THE DATA section start

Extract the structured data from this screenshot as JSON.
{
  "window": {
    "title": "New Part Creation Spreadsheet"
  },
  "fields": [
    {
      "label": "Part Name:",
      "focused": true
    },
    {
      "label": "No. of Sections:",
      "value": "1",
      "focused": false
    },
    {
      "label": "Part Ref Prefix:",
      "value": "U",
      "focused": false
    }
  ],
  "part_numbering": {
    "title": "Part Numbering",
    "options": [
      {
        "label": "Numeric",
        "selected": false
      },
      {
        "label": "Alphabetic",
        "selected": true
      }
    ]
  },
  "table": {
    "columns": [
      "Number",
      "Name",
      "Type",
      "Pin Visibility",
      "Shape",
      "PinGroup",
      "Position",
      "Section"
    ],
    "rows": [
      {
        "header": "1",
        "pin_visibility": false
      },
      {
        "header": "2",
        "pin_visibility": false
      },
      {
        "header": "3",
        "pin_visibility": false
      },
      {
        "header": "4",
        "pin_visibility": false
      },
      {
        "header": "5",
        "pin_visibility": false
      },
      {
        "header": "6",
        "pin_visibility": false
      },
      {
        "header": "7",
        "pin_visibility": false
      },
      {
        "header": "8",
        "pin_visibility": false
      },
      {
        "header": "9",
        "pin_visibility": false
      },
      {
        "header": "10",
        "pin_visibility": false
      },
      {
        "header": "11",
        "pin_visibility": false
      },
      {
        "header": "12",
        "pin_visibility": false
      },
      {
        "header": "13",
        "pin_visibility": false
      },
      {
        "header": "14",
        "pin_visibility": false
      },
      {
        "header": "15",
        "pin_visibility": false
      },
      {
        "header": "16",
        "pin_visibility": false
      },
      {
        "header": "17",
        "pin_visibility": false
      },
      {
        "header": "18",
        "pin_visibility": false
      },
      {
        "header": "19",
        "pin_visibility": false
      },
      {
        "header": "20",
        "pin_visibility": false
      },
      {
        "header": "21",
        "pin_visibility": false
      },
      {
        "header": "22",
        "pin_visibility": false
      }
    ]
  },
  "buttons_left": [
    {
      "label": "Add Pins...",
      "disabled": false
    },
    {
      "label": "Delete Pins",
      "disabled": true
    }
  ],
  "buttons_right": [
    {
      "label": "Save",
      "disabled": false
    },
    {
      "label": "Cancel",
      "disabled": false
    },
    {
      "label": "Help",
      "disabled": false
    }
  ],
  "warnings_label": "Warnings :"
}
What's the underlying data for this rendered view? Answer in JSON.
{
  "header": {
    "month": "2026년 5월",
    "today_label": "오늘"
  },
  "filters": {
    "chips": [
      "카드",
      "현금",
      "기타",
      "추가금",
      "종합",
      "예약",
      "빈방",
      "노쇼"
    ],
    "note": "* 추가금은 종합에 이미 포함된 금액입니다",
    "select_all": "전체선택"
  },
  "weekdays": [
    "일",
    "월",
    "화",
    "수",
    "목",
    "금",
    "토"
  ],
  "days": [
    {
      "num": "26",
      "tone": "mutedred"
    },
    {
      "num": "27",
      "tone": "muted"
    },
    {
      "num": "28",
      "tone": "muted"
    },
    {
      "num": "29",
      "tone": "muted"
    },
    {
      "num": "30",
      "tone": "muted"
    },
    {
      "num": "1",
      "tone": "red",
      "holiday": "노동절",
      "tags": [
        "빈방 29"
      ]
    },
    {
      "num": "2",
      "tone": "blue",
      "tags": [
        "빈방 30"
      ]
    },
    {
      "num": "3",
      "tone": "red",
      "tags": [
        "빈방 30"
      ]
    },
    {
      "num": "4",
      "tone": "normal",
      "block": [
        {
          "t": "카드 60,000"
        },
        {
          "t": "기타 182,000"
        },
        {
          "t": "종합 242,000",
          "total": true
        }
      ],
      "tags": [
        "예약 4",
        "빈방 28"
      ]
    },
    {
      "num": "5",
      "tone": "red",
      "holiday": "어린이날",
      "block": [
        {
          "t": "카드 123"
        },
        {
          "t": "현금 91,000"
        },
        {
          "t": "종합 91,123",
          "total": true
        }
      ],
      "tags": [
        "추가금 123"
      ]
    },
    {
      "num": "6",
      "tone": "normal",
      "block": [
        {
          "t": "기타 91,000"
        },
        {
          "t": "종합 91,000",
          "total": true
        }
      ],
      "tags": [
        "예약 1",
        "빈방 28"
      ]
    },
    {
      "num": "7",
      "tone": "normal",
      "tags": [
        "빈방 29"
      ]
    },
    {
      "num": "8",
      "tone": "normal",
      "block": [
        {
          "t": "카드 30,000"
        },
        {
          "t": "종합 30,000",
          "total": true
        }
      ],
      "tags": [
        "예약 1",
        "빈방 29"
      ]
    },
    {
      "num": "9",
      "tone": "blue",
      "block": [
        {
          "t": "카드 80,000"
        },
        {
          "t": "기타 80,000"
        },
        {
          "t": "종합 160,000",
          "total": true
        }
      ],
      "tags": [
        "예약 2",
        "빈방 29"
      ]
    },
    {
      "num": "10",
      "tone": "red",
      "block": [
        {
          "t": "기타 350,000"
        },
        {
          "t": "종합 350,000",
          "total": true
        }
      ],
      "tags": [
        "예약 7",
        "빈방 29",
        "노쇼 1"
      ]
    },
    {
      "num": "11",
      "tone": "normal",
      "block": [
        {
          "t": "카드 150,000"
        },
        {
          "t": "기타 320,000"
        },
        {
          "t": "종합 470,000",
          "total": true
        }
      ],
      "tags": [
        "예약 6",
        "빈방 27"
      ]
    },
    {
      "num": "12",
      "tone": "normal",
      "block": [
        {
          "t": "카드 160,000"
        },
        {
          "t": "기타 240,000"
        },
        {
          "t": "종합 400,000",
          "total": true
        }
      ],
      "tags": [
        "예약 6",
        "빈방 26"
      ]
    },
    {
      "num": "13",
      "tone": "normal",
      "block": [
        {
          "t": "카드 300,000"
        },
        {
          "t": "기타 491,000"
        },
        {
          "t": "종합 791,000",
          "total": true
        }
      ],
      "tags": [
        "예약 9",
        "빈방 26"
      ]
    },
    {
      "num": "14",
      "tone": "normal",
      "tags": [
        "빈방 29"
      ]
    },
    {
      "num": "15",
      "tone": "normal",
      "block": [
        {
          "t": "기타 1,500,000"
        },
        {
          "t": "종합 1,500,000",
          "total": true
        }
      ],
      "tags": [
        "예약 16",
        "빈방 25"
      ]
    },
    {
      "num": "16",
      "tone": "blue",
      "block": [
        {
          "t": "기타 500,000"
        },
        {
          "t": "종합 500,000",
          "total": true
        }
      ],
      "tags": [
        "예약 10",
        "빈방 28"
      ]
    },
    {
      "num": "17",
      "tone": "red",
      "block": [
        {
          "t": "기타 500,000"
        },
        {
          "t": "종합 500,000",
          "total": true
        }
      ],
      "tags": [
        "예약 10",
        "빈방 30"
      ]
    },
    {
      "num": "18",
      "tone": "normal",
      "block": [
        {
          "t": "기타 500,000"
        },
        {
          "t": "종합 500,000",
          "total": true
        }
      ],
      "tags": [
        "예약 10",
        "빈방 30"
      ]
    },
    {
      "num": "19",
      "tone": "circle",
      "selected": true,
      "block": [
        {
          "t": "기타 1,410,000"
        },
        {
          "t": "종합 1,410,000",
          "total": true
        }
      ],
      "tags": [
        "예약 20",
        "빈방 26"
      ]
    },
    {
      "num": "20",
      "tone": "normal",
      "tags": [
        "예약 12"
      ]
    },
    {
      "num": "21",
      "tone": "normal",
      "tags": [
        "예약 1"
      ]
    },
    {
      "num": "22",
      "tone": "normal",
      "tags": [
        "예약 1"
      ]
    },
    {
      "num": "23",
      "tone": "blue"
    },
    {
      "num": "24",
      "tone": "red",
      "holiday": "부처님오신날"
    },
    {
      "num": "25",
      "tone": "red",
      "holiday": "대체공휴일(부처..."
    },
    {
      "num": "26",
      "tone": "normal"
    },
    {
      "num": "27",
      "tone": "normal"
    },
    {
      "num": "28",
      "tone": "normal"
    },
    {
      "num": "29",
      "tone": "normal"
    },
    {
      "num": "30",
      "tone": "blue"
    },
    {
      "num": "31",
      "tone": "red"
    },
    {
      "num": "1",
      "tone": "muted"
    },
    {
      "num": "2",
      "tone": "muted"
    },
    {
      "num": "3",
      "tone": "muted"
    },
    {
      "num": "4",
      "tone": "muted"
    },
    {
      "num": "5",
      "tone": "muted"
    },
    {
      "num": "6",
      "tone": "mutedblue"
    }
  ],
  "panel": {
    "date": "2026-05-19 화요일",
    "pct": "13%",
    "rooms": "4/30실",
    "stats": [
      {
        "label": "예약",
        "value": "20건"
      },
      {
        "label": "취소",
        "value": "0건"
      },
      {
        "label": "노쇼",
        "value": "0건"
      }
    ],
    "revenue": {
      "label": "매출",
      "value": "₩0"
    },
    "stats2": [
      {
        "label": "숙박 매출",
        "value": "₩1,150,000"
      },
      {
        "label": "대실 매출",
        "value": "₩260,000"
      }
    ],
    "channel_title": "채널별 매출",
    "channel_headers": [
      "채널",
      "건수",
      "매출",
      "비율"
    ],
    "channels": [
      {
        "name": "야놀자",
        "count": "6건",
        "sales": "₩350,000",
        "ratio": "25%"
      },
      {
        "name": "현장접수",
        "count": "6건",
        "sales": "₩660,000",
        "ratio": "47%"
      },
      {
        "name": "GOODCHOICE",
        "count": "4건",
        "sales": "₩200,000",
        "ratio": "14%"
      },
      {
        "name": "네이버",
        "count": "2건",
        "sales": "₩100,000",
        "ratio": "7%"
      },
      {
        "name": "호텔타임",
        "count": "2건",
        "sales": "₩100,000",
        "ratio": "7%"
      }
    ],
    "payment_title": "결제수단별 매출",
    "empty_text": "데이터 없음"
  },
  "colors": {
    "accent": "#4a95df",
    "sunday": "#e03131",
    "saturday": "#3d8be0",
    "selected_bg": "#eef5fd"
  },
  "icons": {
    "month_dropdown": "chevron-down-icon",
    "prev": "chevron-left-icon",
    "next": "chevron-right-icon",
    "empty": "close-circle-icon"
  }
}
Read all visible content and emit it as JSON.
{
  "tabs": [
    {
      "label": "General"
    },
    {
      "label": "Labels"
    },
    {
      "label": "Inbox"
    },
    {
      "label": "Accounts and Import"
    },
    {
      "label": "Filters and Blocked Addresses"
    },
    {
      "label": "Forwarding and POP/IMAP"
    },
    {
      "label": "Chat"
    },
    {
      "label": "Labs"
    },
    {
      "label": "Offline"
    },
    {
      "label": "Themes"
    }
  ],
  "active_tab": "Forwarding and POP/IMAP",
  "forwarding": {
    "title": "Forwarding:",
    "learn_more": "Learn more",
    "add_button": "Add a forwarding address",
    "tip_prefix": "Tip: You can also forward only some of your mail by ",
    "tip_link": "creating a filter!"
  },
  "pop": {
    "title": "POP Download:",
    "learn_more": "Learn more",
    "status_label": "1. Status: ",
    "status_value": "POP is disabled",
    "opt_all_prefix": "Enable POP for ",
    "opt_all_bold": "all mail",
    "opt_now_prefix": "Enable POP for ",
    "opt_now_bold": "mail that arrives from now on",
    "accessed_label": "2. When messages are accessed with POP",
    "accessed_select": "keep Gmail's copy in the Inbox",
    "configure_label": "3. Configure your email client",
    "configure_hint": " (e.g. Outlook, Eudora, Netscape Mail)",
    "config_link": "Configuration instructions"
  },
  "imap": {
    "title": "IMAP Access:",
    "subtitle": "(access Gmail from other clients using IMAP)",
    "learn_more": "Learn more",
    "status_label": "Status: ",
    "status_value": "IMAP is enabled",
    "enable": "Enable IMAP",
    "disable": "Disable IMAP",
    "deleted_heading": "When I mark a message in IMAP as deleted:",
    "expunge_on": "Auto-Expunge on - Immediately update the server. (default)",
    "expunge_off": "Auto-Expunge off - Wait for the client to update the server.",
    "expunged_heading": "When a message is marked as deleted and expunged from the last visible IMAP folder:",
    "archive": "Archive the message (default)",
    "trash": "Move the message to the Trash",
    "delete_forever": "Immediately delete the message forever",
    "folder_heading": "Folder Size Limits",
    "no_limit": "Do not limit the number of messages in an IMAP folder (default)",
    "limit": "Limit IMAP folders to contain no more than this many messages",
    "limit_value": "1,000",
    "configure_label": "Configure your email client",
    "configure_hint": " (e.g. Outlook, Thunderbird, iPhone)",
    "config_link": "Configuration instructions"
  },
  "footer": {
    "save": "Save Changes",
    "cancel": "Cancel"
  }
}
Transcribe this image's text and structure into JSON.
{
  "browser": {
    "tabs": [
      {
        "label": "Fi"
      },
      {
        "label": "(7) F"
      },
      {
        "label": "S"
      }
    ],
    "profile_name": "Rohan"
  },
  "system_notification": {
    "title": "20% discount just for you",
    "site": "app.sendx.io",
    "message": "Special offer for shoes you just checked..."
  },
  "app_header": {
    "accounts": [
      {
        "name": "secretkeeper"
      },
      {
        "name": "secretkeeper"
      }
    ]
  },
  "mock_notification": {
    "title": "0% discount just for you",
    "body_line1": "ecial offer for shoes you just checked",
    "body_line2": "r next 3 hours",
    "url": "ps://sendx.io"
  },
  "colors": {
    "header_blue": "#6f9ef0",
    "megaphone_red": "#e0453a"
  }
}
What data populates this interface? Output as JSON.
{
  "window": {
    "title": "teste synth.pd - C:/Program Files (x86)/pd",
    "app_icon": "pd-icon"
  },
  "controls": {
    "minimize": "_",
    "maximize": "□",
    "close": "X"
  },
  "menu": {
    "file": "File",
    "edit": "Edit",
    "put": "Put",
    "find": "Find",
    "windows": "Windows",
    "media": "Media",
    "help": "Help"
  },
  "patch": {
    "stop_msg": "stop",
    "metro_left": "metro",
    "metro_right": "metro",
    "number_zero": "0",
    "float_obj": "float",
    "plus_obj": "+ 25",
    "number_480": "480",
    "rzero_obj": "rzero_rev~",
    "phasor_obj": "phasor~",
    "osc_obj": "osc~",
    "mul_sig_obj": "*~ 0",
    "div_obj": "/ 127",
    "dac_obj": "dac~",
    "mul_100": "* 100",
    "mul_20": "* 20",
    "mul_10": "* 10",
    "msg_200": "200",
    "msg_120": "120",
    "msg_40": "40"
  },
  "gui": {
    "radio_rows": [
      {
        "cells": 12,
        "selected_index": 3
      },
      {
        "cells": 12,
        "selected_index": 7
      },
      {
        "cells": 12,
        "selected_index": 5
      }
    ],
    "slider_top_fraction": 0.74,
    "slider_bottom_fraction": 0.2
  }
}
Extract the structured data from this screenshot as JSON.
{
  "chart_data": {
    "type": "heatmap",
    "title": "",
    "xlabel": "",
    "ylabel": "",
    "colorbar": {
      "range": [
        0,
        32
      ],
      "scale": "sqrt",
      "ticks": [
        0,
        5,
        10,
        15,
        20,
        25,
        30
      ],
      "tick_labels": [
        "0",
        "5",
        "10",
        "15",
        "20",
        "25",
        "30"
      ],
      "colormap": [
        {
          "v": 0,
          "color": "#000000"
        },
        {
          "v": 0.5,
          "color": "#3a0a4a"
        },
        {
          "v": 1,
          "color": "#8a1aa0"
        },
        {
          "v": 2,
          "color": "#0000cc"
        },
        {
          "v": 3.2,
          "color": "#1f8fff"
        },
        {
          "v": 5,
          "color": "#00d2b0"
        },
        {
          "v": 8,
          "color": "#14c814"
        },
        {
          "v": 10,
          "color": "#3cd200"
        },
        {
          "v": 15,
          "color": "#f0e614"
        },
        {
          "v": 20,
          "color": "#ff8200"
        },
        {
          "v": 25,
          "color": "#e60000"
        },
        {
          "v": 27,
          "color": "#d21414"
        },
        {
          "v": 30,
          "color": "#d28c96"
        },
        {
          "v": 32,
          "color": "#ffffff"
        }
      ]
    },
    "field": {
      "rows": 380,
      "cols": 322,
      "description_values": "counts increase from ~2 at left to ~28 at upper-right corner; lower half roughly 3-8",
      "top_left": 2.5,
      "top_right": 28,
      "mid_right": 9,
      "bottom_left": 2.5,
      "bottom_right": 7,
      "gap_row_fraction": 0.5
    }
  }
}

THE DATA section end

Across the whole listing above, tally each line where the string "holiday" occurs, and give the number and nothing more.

== WORKED SOLUTION ==
4